  2. CET will continue to work with the Pittsfield DPW to conduct outreach and education on pesticide reduction as part of the Notice of Intent, Permit Application for EPA’s Phase Two Stormwater Regulations. This will include radio and television programs with the Mayor and future environmental messages inserted into utility bills. Other possible outcomes may include introducing Best Management Practices for the DPW.
  3. Sprout is in the process of developing a videotape/DVD for families on "Healthy Beginnings" that may distributed by the United Way "Success by Six" program.

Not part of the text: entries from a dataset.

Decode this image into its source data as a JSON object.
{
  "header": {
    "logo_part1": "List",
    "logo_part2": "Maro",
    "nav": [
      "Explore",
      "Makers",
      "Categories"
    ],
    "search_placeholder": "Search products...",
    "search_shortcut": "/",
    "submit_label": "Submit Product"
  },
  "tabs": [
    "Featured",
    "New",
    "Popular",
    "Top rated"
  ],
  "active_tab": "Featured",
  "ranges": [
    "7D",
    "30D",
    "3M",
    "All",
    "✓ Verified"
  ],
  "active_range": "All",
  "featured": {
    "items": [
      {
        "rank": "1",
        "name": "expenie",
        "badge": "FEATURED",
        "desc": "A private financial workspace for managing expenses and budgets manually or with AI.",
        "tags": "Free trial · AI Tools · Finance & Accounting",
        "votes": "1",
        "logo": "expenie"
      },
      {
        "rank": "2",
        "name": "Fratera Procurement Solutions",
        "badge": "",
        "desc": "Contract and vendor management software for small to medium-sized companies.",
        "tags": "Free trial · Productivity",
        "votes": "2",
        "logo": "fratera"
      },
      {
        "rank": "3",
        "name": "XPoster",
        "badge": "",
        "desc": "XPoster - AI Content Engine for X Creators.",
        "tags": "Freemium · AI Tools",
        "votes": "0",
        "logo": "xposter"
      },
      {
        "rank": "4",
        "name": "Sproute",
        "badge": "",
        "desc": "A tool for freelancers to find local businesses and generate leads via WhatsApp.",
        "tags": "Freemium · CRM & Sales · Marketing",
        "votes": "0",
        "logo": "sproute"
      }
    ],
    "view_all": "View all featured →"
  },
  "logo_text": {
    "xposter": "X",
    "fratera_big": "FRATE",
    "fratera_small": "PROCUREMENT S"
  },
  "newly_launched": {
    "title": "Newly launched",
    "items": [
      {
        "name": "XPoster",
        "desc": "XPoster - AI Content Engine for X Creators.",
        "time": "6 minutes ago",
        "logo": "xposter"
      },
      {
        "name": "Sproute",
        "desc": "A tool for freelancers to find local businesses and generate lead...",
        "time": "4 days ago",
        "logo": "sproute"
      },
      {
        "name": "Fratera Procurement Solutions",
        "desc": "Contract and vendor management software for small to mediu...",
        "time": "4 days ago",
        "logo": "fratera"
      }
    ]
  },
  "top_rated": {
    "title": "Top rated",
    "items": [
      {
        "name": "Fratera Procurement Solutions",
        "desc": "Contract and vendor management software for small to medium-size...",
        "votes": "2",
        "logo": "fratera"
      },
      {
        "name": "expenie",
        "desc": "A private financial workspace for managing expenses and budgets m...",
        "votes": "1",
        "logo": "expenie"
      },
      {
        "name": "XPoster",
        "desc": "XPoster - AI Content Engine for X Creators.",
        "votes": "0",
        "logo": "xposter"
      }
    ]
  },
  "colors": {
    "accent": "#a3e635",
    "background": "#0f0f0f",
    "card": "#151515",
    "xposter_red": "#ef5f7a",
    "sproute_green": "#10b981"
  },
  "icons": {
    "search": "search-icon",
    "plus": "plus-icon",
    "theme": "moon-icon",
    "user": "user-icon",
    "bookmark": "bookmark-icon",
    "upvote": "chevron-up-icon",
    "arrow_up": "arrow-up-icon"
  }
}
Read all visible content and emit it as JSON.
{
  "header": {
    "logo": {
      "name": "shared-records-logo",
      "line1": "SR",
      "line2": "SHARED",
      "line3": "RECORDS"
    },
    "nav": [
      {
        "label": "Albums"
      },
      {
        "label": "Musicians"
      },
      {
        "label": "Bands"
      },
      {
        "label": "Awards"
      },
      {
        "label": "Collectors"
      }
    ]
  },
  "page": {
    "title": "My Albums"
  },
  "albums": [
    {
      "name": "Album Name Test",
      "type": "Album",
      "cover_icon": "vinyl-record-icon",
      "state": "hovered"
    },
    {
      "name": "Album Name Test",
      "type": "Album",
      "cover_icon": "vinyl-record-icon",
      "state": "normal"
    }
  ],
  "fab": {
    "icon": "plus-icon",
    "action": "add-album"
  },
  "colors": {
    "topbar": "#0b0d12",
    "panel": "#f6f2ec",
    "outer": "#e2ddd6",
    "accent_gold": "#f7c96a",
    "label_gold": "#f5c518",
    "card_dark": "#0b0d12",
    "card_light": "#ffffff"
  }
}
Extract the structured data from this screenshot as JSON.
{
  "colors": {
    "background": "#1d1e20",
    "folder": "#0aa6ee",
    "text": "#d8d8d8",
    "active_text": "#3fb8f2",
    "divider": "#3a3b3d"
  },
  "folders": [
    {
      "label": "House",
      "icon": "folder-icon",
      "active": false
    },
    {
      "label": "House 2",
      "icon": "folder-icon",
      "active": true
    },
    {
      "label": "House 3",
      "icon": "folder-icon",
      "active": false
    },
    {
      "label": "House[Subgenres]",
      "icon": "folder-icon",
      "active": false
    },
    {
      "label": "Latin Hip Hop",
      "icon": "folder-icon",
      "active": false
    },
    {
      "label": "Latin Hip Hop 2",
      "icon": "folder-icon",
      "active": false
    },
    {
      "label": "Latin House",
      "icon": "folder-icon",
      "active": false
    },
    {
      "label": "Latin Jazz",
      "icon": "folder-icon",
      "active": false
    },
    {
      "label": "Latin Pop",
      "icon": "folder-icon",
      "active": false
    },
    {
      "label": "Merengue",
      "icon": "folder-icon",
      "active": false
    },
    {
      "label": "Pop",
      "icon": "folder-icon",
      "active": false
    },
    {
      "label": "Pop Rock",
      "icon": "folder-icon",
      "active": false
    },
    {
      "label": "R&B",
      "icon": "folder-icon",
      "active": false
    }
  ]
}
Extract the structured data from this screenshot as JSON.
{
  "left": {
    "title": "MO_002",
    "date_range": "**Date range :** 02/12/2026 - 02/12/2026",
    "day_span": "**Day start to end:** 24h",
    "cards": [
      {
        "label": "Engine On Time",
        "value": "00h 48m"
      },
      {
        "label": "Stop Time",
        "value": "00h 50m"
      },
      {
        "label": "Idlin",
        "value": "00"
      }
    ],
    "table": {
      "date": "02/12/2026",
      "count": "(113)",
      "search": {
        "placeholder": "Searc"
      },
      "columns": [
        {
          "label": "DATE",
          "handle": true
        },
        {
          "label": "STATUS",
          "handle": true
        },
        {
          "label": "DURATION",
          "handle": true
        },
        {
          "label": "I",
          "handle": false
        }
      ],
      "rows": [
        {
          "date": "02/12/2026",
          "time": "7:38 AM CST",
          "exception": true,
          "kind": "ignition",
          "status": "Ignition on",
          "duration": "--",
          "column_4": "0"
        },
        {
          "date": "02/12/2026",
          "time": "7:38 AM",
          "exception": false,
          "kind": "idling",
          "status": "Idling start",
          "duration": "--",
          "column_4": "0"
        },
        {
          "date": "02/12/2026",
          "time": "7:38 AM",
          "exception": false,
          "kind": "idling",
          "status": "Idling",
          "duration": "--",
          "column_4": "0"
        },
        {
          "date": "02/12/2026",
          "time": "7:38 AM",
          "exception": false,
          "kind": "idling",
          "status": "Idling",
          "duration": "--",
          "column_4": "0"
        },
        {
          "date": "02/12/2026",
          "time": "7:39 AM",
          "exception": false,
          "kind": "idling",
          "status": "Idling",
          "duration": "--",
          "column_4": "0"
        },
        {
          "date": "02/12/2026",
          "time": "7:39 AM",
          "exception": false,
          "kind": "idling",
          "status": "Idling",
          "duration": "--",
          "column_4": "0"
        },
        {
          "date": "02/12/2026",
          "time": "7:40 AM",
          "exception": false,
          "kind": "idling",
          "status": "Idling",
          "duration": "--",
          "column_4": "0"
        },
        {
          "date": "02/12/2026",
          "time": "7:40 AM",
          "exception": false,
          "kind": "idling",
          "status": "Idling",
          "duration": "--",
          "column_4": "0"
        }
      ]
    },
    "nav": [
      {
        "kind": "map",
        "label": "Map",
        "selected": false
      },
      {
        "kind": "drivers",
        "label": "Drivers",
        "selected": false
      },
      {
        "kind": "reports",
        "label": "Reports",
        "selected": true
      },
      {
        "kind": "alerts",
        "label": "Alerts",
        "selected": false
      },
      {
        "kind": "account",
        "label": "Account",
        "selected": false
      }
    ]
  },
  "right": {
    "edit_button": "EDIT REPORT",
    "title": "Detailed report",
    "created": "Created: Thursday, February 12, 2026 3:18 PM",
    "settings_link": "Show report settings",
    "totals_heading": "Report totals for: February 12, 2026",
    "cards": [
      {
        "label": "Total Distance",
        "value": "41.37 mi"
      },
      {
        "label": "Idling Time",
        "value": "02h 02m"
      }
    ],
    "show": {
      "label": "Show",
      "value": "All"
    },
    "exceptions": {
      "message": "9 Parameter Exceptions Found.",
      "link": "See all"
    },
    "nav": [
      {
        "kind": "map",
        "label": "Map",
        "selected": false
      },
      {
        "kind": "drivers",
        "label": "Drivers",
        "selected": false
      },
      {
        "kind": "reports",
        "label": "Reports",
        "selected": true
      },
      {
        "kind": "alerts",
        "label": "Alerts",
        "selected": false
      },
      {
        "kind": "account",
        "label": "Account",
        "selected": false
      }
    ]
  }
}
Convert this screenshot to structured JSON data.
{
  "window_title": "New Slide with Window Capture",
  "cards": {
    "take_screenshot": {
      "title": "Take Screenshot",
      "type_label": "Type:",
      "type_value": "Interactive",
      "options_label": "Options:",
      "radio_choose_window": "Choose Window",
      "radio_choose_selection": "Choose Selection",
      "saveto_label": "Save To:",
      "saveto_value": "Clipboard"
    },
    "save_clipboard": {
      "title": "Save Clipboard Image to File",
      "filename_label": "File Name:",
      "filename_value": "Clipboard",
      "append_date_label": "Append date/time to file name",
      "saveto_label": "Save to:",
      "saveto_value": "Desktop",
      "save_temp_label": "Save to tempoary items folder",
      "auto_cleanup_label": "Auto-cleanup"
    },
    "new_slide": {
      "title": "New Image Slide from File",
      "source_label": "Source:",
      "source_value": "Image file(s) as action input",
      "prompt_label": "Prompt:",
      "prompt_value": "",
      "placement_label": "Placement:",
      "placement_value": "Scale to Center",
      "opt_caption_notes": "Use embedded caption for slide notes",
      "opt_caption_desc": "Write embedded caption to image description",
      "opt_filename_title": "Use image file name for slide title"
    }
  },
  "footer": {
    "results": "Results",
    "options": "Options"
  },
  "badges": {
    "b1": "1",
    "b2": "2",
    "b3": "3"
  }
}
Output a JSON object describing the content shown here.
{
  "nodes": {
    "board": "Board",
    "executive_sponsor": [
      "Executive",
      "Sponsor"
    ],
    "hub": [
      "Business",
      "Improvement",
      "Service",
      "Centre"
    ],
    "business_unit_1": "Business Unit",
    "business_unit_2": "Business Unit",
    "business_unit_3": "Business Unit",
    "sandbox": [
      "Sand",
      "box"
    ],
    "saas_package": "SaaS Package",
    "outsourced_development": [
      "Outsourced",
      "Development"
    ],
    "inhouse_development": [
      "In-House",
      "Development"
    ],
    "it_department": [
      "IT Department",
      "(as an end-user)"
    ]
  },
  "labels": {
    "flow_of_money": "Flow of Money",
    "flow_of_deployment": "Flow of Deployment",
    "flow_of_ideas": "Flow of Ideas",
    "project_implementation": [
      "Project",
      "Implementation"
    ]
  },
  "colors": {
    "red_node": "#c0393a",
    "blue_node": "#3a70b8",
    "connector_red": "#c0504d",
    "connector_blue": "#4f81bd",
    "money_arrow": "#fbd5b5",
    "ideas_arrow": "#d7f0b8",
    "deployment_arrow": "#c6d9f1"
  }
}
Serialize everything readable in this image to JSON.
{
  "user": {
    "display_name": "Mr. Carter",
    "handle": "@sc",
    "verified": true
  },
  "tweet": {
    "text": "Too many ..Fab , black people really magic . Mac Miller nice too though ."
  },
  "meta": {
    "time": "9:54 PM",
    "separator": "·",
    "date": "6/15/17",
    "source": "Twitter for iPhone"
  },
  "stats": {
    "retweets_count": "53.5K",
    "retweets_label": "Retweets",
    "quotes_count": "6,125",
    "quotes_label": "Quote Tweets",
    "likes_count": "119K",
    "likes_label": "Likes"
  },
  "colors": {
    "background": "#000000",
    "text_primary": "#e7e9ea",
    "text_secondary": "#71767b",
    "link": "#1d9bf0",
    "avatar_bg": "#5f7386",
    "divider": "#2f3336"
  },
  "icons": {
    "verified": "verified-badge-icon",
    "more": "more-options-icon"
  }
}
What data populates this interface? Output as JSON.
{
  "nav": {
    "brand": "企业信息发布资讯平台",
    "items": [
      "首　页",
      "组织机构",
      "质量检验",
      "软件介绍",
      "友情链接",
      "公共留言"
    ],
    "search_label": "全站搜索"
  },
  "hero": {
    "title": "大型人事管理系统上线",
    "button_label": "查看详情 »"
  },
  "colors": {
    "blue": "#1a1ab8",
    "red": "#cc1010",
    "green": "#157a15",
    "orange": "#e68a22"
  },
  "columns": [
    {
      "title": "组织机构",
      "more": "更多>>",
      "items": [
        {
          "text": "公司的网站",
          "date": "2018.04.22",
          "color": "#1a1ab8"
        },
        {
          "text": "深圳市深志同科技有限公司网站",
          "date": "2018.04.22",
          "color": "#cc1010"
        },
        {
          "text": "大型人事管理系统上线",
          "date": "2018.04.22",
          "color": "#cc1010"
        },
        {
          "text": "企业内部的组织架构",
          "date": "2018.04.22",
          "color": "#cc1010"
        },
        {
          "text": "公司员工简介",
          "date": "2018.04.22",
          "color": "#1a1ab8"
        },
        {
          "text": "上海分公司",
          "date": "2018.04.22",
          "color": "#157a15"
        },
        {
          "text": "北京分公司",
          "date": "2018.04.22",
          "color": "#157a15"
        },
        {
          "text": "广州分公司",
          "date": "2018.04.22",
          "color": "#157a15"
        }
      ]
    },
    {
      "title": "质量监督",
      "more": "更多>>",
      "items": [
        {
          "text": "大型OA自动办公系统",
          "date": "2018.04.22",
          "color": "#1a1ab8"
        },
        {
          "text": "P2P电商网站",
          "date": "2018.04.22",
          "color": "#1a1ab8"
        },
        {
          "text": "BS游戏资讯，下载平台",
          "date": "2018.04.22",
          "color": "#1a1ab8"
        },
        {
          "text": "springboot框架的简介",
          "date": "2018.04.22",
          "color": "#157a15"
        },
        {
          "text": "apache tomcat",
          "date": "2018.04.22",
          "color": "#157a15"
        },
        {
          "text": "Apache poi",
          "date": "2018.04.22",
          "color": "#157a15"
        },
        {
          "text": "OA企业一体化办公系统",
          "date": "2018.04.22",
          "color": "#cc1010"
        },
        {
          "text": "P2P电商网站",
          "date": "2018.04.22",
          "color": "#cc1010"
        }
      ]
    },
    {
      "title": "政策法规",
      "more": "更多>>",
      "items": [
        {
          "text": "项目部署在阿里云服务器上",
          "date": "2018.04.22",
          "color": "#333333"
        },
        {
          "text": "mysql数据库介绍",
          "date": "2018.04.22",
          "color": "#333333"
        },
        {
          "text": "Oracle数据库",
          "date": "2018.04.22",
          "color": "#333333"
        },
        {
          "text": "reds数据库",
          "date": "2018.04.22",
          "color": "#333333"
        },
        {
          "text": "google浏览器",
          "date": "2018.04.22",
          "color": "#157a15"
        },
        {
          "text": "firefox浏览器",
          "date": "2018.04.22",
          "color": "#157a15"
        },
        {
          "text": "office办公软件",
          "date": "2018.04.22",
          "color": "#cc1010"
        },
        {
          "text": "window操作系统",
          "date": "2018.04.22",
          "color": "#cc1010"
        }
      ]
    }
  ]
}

CET will assist with the practical, affordable alternative practices, including presenting information on pesticides and alternatives.
  4. Pittsfield Health Department will co-sponsor CET's public education efforts on pesticide reduction.
  5. CET will offer another 3-4 hour session that will introduce IPM to landscapers, facility managers, and groundskeepers in Winter 2003-2004.
  6. Three statistics students from Berkshire Community College studied CET's survey data and the pesticide issue and presented their findings to an environmental class.
  7. The Housatonic Valley Association will promote CET's "Earth Friendly Yard" flags and will distribute CET's information on Healthy Lawns and Gardens as part of its efforts to encourage waterfront property owners to plant vegetative buffers along stream, river and lakes.
  8. Materials developed, including a traveling display board, brochure, lawn flag, utility bill insert, posters and press releases, have been shared with other communities and will continued to be utilized in our efforts.

This page updated Monday July 23 2018